TASK DESCRIPTION ▸
Only lines containing "drive" are wanted from the data below. Copy those lines.

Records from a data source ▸

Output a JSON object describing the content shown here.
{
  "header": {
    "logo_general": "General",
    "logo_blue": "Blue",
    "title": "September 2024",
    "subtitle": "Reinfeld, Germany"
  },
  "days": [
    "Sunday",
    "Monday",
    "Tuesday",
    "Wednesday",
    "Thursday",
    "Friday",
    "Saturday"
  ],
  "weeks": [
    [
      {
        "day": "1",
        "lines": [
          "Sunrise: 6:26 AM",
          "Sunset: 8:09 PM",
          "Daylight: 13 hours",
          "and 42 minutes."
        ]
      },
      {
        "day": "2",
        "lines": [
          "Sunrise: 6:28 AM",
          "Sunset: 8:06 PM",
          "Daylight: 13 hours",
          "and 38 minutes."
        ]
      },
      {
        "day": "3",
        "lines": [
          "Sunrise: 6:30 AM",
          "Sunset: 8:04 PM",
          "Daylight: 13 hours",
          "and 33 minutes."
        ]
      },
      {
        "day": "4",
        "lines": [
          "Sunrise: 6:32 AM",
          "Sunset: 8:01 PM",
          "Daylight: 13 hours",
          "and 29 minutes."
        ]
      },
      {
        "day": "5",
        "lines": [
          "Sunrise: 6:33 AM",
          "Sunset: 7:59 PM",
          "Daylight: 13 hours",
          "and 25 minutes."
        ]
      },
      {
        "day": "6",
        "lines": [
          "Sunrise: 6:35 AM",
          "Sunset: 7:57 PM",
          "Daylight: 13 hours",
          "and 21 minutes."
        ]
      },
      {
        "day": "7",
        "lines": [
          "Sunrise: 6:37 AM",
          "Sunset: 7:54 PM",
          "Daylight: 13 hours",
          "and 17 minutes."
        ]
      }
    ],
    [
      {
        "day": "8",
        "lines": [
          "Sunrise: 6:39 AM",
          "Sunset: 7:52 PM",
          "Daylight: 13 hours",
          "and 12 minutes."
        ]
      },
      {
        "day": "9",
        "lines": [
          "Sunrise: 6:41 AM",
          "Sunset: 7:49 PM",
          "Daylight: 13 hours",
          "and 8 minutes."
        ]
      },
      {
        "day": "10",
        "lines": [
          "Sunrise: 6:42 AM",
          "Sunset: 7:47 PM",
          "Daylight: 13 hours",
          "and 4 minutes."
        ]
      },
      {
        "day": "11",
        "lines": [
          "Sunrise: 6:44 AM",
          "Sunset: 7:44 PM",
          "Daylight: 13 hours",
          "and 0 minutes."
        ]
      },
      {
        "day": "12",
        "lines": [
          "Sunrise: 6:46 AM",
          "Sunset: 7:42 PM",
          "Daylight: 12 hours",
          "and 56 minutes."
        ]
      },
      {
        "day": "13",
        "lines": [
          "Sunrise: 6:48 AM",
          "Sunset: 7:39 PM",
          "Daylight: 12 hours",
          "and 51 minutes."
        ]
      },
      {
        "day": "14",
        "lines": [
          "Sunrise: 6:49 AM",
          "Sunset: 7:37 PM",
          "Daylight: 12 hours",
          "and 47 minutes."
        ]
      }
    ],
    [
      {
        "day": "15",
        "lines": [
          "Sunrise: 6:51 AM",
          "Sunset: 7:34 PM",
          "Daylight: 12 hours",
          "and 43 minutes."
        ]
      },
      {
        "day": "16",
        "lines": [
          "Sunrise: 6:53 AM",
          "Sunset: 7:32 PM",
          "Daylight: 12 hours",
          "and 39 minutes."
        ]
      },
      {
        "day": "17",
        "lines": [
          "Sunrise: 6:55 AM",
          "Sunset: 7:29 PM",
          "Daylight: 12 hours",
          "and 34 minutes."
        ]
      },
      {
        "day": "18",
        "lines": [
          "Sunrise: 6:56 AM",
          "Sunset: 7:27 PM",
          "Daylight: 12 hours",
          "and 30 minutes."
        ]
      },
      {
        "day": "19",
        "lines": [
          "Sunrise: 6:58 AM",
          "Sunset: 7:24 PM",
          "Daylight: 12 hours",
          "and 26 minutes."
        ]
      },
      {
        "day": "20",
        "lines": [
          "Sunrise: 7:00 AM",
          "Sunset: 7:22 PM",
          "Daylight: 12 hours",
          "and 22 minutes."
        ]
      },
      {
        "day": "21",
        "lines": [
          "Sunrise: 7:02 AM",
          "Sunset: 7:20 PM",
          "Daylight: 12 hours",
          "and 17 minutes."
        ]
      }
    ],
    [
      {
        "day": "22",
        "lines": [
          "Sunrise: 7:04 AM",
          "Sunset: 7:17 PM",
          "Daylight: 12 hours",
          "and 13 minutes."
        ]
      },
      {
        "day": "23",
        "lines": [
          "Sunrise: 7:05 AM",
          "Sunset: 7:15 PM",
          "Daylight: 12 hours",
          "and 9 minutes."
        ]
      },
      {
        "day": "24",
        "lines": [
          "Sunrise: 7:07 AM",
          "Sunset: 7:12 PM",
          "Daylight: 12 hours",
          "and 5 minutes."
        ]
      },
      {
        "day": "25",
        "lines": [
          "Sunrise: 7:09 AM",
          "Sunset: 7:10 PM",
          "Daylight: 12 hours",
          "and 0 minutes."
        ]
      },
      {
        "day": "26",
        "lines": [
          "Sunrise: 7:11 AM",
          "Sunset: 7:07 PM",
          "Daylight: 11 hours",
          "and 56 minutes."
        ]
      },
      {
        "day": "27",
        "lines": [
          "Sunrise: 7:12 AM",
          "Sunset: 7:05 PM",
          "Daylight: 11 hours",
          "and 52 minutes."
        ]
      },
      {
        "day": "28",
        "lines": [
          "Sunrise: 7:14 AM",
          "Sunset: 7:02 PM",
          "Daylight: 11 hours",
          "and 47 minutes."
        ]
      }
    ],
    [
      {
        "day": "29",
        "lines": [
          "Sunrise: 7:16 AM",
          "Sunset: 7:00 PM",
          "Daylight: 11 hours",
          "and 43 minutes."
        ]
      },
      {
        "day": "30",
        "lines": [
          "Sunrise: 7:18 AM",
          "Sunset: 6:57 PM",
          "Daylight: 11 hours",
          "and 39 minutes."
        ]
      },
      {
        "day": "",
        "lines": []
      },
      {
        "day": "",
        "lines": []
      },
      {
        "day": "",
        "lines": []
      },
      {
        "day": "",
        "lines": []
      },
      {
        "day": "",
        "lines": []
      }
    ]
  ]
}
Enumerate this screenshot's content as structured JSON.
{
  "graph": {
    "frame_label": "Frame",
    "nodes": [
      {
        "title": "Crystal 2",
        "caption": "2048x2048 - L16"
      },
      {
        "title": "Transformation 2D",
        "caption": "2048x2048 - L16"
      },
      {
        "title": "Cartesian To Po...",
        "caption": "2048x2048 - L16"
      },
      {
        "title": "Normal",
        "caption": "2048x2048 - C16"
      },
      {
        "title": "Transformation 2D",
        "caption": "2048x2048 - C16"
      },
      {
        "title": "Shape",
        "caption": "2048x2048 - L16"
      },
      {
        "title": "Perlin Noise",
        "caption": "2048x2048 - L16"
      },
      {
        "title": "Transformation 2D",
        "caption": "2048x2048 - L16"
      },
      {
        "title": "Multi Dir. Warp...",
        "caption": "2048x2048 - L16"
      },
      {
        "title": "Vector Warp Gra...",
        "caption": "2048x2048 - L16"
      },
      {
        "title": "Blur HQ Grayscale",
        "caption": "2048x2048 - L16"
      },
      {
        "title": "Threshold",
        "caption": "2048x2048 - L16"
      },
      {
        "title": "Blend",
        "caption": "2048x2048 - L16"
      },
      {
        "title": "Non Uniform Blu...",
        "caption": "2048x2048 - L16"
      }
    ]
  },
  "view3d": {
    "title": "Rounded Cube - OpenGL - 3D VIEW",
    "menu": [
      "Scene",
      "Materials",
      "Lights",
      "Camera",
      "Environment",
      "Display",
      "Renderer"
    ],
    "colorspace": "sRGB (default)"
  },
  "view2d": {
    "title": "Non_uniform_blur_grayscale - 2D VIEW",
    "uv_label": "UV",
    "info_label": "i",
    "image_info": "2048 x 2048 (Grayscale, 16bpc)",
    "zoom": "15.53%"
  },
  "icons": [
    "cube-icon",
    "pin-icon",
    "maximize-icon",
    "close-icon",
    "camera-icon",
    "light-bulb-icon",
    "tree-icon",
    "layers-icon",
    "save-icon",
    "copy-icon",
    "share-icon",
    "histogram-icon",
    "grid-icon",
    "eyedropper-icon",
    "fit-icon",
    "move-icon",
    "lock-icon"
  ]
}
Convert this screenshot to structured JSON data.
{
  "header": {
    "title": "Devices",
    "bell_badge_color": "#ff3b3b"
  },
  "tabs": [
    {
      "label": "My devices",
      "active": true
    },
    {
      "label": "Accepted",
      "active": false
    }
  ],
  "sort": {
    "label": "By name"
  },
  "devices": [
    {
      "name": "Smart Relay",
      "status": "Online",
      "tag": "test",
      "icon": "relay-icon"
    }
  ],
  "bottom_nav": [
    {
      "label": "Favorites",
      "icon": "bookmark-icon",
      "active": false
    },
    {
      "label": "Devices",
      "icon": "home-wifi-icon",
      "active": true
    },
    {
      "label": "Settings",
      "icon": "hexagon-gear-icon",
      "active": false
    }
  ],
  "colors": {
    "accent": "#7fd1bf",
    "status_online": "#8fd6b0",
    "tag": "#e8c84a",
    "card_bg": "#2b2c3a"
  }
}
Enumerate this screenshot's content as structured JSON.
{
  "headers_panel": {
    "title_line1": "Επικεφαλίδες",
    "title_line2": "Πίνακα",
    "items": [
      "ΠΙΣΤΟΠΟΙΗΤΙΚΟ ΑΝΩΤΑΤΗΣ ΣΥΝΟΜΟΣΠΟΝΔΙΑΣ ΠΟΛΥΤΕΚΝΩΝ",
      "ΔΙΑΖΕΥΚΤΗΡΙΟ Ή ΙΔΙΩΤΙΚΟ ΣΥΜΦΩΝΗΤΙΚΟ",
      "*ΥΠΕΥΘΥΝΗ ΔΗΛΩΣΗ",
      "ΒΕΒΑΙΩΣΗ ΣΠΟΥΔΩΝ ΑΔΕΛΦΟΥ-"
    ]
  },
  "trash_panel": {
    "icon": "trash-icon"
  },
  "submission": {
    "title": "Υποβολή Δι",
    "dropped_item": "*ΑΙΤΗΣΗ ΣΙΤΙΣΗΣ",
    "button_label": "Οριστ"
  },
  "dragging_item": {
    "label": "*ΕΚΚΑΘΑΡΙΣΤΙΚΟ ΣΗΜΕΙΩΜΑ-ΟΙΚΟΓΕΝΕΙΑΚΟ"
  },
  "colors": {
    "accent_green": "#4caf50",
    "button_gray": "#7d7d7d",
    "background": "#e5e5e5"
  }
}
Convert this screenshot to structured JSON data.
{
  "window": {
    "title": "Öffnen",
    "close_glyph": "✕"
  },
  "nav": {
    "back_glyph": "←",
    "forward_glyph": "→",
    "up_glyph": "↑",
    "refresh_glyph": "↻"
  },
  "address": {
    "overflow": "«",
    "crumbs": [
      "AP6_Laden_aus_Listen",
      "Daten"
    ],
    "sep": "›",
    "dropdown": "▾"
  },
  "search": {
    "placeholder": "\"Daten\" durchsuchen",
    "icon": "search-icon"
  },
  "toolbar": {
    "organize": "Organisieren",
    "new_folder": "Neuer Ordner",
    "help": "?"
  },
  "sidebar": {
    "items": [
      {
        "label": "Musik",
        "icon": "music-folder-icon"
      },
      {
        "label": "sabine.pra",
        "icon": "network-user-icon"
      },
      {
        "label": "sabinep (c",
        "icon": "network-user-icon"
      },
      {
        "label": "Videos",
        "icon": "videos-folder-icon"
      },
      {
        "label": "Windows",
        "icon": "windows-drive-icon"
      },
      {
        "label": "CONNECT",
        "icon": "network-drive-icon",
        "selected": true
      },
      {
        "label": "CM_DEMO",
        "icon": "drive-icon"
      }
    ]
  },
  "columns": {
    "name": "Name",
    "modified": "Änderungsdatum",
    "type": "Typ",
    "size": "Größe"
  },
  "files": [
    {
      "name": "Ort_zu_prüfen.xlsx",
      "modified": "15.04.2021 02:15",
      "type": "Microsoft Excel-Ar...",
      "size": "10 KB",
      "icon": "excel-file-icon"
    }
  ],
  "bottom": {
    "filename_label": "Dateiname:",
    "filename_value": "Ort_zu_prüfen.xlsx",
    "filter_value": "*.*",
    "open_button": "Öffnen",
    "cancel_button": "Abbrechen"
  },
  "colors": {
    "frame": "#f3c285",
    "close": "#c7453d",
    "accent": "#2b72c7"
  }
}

SOLUTION FOR THIS PROBLEM ▸
        "icon": "windows-drive-icon"
        "icon": "network-drive-icon",
        "icon": "drive-icon"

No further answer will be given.